Then sometimes the routines that served you well for years, those that kept equanimity in your lifestyle, no longer work.
Many people are stuck in routines without even knowing why. A man-made clock determines meal times, not the body’s clock saying it is hungry. Morning tea must be at10am. Lunch is at midday on the dot or heaven forbid.
Saturday mornings are for cleaning house or grocery shopping. Annual leave is at the same time each year. Or if the 7.36 train is five minutes late, the whole day is out of whack.
Things change though. And you change. So rather than resisting the changes, try to go with them. Be flexible, as the same routine that has once served you well will one day also possibly become the routine that leaves you feeling trapped and unfulfilled.
It’s about letting go of the need for total control. I mean. Do you really ever have complete control of your life anyway? No. No one does. You may think you do. Then life will through you a curly problem, that throws a spanner completely in the works. And you’re suddenly looking for a new solution to an unforeseen predicament.
Focus is great, sure. But with that, flexibility is needed. The greatest rewards in my own life, from new circumstances presenting themselves to unexpectedly seeing long-lost friends, have come about when I remained flexible and open to change.
It is spring in Australia. In this part of the country and further North and West, jacaranda trees are in full bloom. Each year these lovely big trees brighten up towns and neighbourhoods with their delightful lilac bloom, when they are entirely covered in flowers. As the flowers fall, a lilac carpet surrounds their base. They are beautiful and well-loved trees. And for the rest of the year, outside of blooming season, they are considered a reliable shade tree.
It used to be that the first weekend in October, which is a long weekend here, was always the start of jacaranda season. Towns planned festivals and other tourist events around this lilac bloom. But things have changed. The seasons have changed. So they do not always bloom exactly at that time of year anymore. The jacaranda tree outside the cottage here has not yet bloomed at all this year and it is already November. Last year I noticed one blooming in December.
Likewise with the Melbourne Cup, Australia’s biggest horse race (not that I support horse racing at all, I don’t. But it’s hard to ignore when the whole country stops). Anyway, Melbourne is known for its unpredictable weather. And with the race being the first Tuesday in November, it usually means that we are already two months into spring and veering more towards summer heat than winter chill. But it wasn’t just Melbourne that was cold yesterday, when the annual race was held. Frost settled on country more than a thousand kilometres north and racegoers up in New South Wales also donned their jackets and warm coats.
Life changes and to enjoy it best, it is easiest to accept this and remain flexible. Just as the seasons are changing and cannot be counted on to remain the same, so too is life. After all, no outcome the world over is ever guaranteed, except for death and change.
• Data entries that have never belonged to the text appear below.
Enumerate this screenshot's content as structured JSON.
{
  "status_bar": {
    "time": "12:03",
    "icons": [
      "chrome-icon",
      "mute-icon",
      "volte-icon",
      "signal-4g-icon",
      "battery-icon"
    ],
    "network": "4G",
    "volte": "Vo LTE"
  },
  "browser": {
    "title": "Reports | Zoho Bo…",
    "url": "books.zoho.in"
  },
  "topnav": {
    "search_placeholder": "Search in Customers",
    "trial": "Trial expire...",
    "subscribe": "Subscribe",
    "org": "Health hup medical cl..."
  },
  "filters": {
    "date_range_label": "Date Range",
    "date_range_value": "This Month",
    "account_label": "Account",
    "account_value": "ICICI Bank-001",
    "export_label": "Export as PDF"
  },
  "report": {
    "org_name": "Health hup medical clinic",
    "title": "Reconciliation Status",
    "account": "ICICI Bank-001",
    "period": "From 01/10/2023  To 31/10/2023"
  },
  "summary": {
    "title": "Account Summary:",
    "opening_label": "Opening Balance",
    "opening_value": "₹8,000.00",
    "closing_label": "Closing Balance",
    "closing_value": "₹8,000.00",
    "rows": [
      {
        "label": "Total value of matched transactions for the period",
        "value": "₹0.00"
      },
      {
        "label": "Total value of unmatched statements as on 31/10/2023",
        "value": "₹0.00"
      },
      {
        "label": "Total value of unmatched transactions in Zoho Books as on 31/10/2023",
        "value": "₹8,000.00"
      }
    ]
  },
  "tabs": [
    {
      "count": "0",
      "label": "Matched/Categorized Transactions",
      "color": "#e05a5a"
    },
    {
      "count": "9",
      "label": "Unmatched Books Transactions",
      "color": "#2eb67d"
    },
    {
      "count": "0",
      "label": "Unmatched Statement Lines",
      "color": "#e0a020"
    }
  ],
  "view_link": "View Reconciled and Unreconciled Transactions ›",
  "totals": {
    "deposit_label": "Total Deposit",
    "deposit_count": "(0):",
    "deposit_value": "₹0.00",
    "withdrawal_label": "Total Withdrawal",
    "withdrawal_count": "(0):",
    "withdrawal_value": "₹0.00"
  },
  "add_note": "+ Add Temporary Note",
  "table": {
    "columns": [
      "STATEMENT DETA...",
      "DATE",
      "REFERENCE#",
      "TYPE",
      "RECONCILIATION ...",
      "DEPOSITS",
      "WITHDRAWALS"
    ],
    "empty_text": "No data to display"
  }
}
So while routine may serve you well in some capacities, equally so does flexibility. Loosening the restrictions that routines and control create opens you to the more natural flow of life and goodness.
It was so glorious here this morning at sunrise that walking preceded my usual meditation routine. That then came later. When I looked out at first light, the moment was just too perfect to not embrace it then and there. As I walked, the morning came alive with birds singing from all directions, welcoming in this beautiful new day. Lizards ran across the rickety bridge over the creek. And insects got about with their business.
Having a day off mid-week, or catching up with friends for breakfast instead of dinner, or letting your children pick their own clothes to wear regardless of how much you struggle with their creative choice, are all forms of letting go and being flexible.
Flexibility brings surprises and pleasures that can only come about by not being so rigid. So if you are planning on doing your usual thing over the next couple of days, see if you can loosen things up a bit. Ask yourself when else you can do it and choose something different to do then instead. Or don’t choose anything. Just go walking and see how your time unfolds without routine, control and rigidity.
Daring to step out of self-imposed conformity always brings pleasure and rewards. But until you try it, how will you ever know what those pleasures and rewards are?